◆ Problem details ◆
Note each line in the data holding the string "down" and report it.

(Recorded data)
........

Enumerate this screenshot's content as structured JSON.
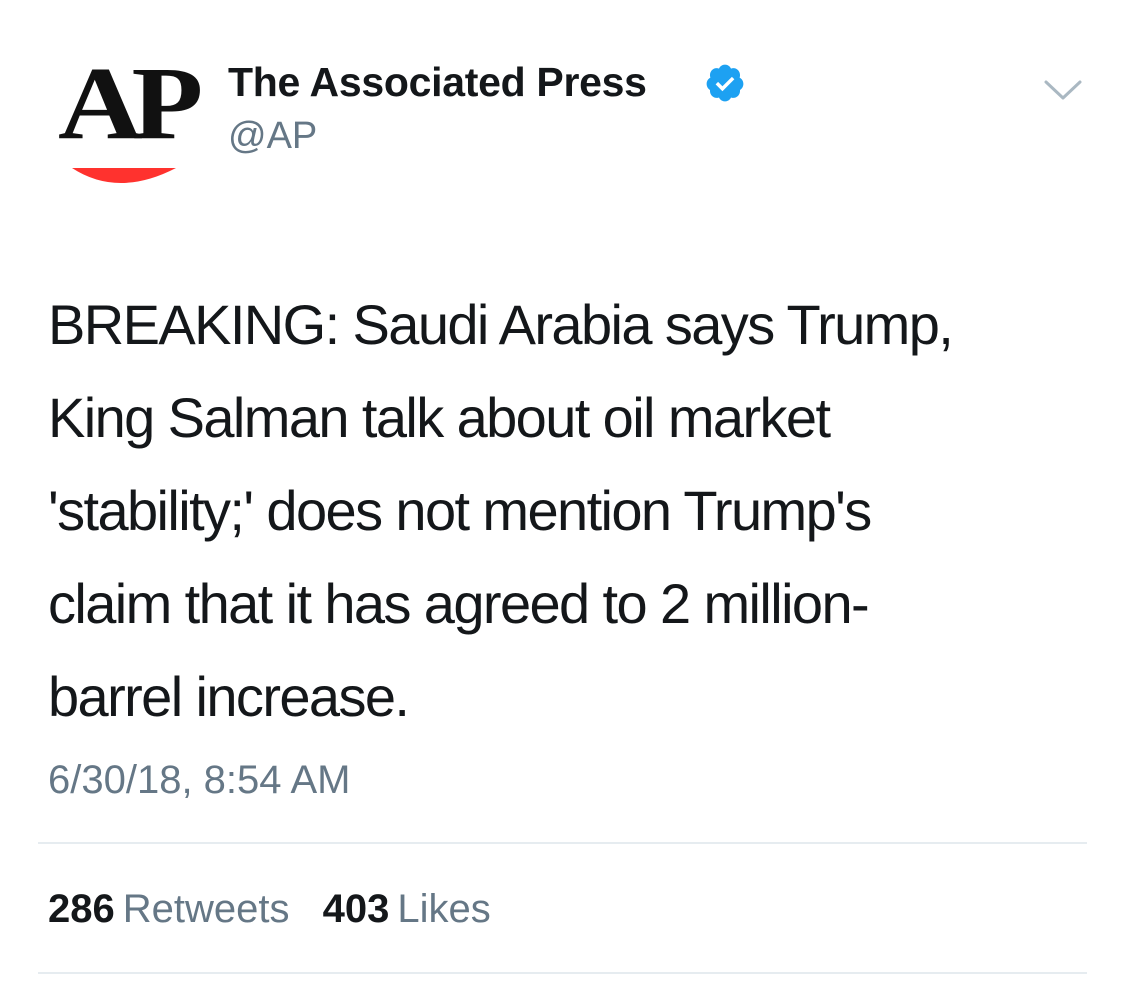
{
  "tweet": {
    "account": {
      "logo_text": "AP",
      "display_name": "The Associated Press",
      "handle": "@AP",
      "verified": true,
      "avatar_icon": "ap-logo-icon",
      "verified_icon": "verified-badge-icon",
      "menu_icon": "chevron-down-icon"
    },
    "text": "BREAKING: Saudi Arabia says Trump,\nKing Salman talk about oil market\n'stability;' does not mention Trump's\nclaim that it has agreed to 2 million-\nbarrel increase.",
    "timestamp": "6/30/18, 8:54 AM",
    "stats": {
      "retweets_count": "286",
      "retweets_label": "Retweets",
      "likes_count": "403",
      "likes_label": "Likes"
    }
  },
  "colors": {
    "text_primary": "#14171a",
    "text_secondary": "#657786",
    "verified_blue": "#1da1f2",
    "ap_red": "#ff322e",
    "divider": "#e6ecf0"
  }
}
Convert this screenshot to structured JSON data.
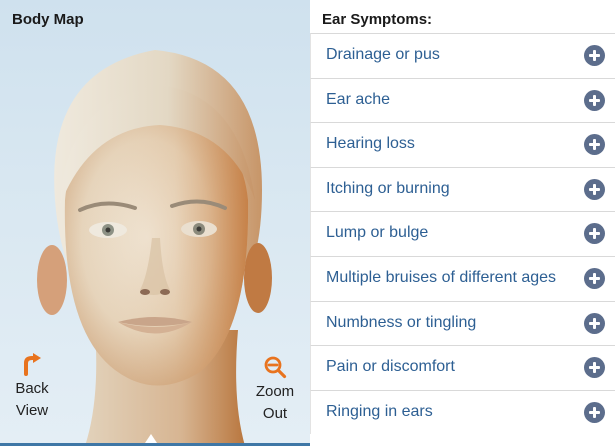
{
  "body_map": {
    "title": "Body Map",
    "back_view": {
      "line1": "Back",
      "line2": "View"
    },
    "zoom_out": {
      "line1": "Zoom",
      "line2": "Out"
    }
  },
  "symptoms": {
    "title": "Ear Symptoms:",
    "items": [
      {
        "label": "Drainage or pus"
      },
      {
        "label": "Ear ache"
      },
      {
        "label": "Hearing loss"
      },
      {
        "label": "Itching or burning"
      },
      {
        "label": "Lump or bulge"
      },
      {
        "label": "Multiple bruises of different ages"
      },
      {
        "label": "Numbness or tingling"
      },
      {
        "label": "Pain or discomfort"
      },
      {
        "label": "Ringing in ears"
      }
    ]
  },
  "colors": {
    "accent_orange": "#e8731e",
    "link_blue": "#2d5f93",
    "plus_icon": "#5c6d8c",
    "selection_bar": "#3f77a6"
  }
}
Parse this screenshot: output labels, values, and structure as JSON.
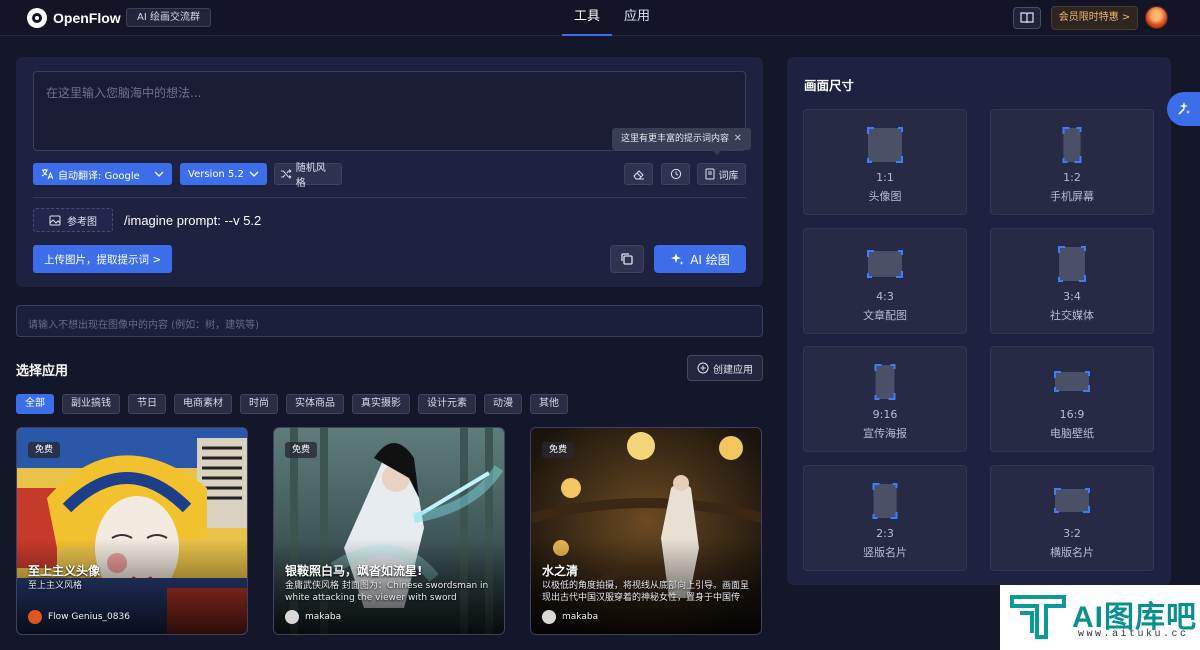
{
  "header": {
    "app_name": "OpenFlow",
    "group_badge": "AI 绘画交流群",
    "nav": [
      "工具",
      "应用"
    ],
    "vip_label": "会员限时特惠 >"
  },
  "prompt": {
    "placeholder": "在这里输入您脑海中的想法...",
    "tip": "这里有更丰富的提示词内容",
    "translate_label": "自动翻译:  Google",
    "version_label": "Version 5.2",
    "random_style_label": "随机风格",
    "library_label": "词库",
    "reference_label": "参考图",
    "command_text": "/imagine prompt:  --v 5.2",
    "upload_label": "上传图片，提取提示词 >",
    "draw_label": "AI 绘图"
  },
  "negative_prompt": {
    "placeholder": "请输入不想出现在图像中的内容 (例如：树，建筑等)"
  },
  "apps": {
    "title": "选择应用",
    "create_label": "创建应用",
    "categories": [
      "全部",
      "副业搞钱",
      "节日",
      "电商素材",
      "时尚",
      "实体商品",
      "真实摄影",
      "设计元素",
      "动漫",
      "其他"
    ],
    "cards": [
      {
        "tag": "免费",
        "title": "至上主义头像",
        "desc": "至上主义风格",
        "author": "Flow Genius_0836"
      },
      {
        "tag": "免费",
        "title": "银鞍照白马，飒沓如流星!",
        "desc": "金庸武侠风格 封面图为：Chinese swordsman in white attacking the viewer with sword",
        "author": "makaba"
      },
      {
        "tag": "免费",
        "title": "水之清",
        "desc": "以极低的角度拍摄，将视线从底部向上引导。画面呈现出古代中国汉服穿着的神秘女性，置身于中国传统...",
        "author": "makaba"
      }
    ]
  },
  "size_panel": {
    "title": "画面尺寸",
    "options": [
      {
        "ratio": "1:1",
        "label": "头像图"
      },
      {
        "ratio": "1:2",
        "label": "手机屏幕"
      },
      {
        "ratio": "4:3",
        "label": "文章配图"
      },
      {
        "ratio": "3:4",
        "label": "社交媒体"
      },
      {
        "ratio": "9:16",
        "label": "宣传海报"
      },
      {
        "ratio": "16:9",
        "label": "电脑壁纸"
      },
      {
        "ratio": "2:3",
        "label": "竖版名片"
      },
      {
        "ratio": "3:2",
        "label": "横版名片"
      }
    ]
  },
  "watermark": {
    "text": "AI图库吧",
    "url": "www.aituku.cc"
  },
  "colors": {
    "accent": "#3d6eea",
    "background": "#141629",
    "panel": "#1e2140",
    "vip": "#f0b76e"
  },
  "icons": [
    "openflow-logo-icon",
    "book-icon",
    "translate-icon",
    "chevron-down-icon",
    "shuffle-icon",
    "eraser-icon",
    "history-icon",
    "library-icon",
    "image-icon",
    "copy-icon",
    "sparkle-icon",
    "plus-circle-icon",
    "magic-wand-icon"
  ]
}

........

◆ Solution ◆
      "menu_icon": "chevron-down-icon"
    "chevron-down-icon",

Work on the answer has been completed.